(Task details): Some lines in the listing below may include the string "Nombre". How many are there? Give only the number.

──────

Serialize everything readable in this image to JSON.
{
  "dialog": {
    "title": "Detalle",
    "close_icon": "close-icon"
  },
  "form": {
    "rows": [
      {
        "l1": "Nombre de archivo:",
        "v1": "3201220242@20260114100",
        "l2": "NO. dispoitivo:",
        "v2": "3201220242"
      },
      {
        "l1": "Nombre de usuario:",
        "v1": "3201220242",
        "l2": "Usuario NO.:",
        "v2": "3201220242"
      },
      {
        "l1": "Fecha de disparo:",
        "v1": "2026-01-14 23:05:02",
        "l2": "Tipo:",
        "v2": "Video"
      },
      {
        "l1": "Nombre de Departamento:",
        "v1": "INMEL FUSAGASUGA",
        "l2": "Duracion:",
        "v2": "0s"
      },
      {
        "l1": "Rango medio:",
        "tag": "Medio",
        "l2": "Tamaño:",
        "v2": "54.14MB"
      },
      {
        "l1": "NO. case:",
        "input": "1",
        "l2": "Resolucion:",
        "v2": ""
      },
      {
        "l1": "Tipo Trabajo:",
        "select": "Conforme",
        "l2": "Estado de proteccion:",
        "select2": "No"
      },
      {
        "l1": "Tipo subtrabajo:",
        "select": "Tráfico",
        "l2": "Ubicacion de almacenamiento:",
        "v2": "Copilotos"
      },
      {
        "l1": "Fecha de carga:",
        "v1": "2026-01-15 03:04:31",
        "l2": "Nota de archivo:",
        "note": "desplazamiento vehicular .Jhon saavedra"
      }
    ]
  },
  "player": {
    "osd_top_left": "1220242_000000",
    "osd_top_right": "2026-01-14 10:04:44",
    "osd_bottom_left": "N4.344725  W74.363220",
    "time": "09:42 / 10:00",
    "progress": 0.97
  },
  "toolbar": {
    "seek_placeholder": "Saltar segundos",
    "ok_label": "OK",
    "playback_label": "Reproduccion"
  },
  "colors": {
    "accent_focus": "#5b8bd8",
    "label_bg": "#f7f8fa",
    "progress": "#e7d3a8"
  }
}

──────

(Output below): 3